I am on an action-packed blog tour for you today! I’m reviewing Liberation Square by Gareth Rubin, published by Michael Joseph (Penguin Random House).
It’s 1952 and Soviet troops control British streets after winning the Second World War.
After the disastrous failure of D-Day, Britain is occupied by Nazi Germany, and only rescued by Russian soldiers arriving from the east and Americans from the west. The two superpowers divide the nation between them, a wall running through London like a scar.
On the Soviet side of the wall, Jane Cawson calls into her husband’s medical practice, hoping to surprise him. But instead she detects the perfume worn by his former wife, Lorelei, star of propaganda films for the new Marxist regime.
Jane rushes to confront them, but soon finds herself caught up in the glamorous actress’s death.
Her husband Nick is arrested for murder. Desperate to clear his name, Jane must risk the attention of the brutal secret police as she follows a trail of corruption right to the highest levels of the state.
And she might find she never really knew her husband at all.
Gareth Rubin creates a murder mystery on the wrong side of history. This is no ordinary murder mystery. Based on the question, ‘what would have happened if we didn’t win the war?’, Rubin’s imaginative alternate history creates the backdrop for this intense novel.
The writing style made me think of Phillip K. Dick’s, The Man in the High Castle (what would happen if the other side won the war). However, instead of being obsessive and focused on the political situation, Rubin focuses on the ordinaries- the people trying to get on with their lives, until the unthinkable happens.
Jane suspects she cannot trust her husband… then his ex-wife is found dead. With the world against her in this new political domain, Jane finds herself tied up in a mystery which runs deeper than she first thought. Jane is an incredibly likable character whose inner conflict is something that grips the reader from the get-go. Does she believe those closest to her, or is something else preventing her from seeing the truth? Who can she trust? What happens now? Who murdered the actress? Her determination confronted by her own emotions creates a balance for a character who the reader can connect with. I also thought the first-person narrative was a good technique to get this across to the reader.
I really enjoyed the plot and thought the setting and history was well-worked out. I found the history easy to get my head around even though it was formed in Rubin’s mind. His ideas are not far fetched enough to say that things wouldn’t have happened, but also introduce some new ways of thinking which was refreshing to read.
Fans of historical fiction, WW1/2 fiction, alternate history, sci-fi, and dystopian crime will love this novel. I found this genre interesting as I like historical fiction, but this took history to a whole new level. Rubin’s clever mystery is at the centre of a tangled web of lies, corruption, and deceit.

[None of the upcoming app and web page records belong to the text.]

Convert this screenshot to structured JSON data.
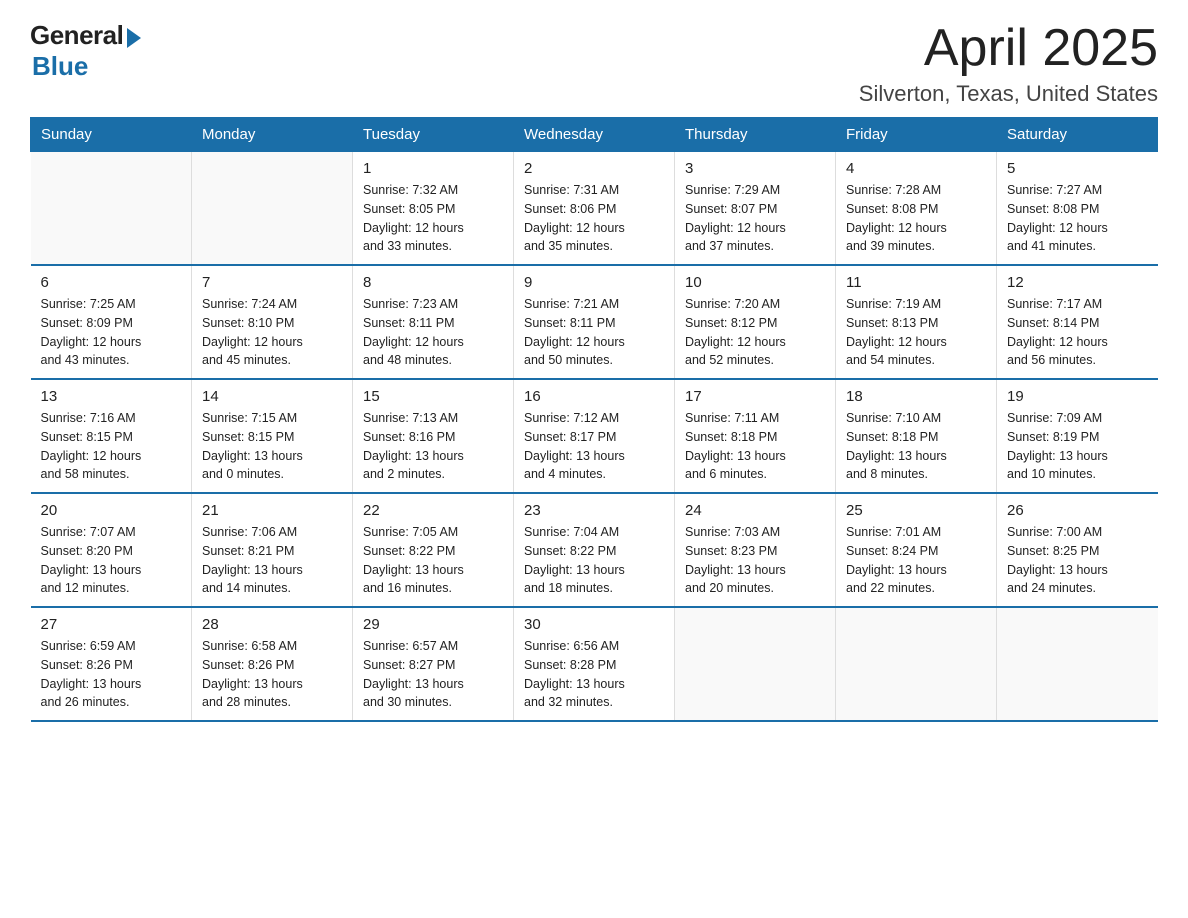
{
  "logo": {
    "general": "General",
    "blue": "Blue"
  },
  "title": "April 2025",
  "location": "Silverton, Texas, United States",
  "days_of_week": [
    "Sunday",
    "Monday",
    "Tuesday",
    "Wednesday",
    "Thursday",
    "Friday",
    "Saturday"
  ],
  "weeks": [
    [
      {
        "day": "",
        "info": ""
      },
      {
        "day": "",
        "info": ""
      },
      {
        "day": "1",
        "info": "Sunrise: 7:32 AM\nSunset: 8:05 PM\nDaylight: 12 hours\nand 33 minutes."
      },
      {
        "day": "2",
        "info": "Sunrise: 7:31 AM\nSunset: 8:06 PM\nDaylight: 12 hours\nand 35 minutes."
      },
      {
        "day": "3",
        "info": "Sunrise: 7:29 AM\nSunset: 8:07 PM\nDaylight: 12 hours\nand 37 minutes."
      },
      {
        "day": "4",
        "info": "Sunrise: 7:28 AM\nSunset: 8:08 PM\nDaylight: 12 hours\nand 39 minutes."
      },
      {
        "day": "5",
        "info": "Sunrise: 7:27 AM\nSunset: 8:08 PM\nDaylight: 12 hours\nand 41 minutes."
      }
    ],
    [
      {
        "day": "6",
        "info": "Sunrise: 7:25 AM\nSunset: 8:09 PM\nDaylight: 12 hours\nand 43 minutes."
      },
      {
        "day": "7",
        "info": "Sunrise: 7:24 AM\nSunset: 8:10 PM\nDaylight: 12 hours\nand 45 minutes."
      },
      {
        "day": "8",
        "info": "Sunrise: 7:23 AM\nSunset: 8:11 PM\nDaylight: 12 hours\nand 48 minutes."
      },
      {
        "day": "9",
        "info": "Sunrise: 7:21 AM\nSunset: 8:11 PM\nDaylight: 12 hours\nand 50 minutes."
      },
      {
        "day": "10",
        "info": "Sunrise: 7:20 AM\nSunset: 8:12 PM\nDaylight: 12 hours\nand 52 minutes."
      },
      {
        "day": "11",
        "info": "Sunrise: 7:19 AM\nSunset: 8:13 PM\nDaylight: 12 hours\nand 54 minutes."
      },
      {
        "day": "12",
        "info": "Sunrise: 7:17 AM\nSunset: 8:14 PM\nDaylight: 12 hours\nand 56 minutes."
      }
    ],
    [
      {
        "day": "13",
        "info": "Sunrise: 7:16 AM\nSunset: 8:15 PM\nDaylight: 12 hours\nand 58 minutes."
      },
      {
        "day": "14",
        "info": "Sunrise: 7:15 AM\nSunset: 8:15 PM\nDaylight: 13 hours\nand 0 minutes."
      },
      {
        "day": "15",
        "info": "Sunrise: 7:13 AM\nSunset: 8:16 PM\nDaylight: 13 hours\nand 2 minutes."
      },
      {
        "day": "16",
        "info": "Sunrise: 7:12 AM\nSunset: 8:17 PM\nDaylight: 13 hours\nand 4 minutes."
      },
      {
        "day": "17",
        "info": "Sunrise: 7:11 AM\nSunset: 8:18 PM\nDaylight: 13 hours\nand 6 minutes."
      },
      {
        "day": "18",
        "info": "Sunrise: 7:10 AM\nSunset: 8:18 PM\nDaylight: 13 hours\nand 8 minutes."
      },
      {
        "day": "19",
        "info": "Sunrise: 7:09 AM\nSunset: 8:19 PM\nDaylight: 13 hours\nand 10 minutes."
      }
    ],
    [
      {
        "day": "20",
        "info": "Sunrise: 7:07 AM\nSunset: 8:20 PM\nDaylight: 13 hours\nand 12 minutes."
      },
      {
        "day": "21",
        "info": "Sunrise: 7:06 AM\nSunset: 8:21 PM\nDaylight: 13 hours\nand 14 minutes."
      },
      {
        "day": "22",
        "info": "Sunrise: 7:05 AM\nSunset: 8:22 PM\nDaylight: 13 hours\nand 16 minutes."
      },
      {
        "day": "23",
        "info": "Sunrise: 7:04 AM\nSunset: 8:22 PM\nDaylight: 13 hours\nand 18 minutes."
      },
      {
        "day": "24",
        "info": "Sunrise: 7:03 AM\nSunset: 8:23 PM\nDaylight: 13 hours\nand 20 minutes."
      },
      {
        "day": "25",
        "info": "Sunrise: 7:01 AM\nSunset: 8:24 PM\nDaylight: 13 hours\nand 22 minutes."
      },
      {
        "day": "26",
        "info": "Sunrise: 7:00 AM\nSunset: 8:25 PM\nDaylight: 13 hours\nand 24 minutes."
      }
    ],
    [
      {
        "day": "27",
        "info": "Sunrise: 6:59 AM\nSunset: 8:26 PM\nDaylight: 13 hours\nand 26 minutes."
      },
      {
        "day": "28",
        "info": "Sunrise: 6:58 AM\nSunset: 8:26 PM\nDaylight: 13 hours\nand 28 minutes."
      },
      {
        "day": "29",
        "info": "Sunrise: 6:57 AM\nSunset: 8:27 PM\nDaylight: 13 hours\nand 30 minutes."
      },
      {
        "day": "30",
        "info": "Sunrise: 6:56 AM\nSunset: 8:28 PM\nDaylight: 13 hours\nand 32 minutes."
      },
      {
        "day": "",
        "info": ""
      },
      {
        "day": "",
        "info": ""
      },
      {
        "day": "",
        "info": ""
      }
    ]
  ]
}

A fabulous debut.
How to get your hands on a copy
Thank you to Jenny for my wonderful copy and spot on the blog tour! Many thanks also to the author.
Don’t forget to check out the rest of the tour:
Happy reading! Lx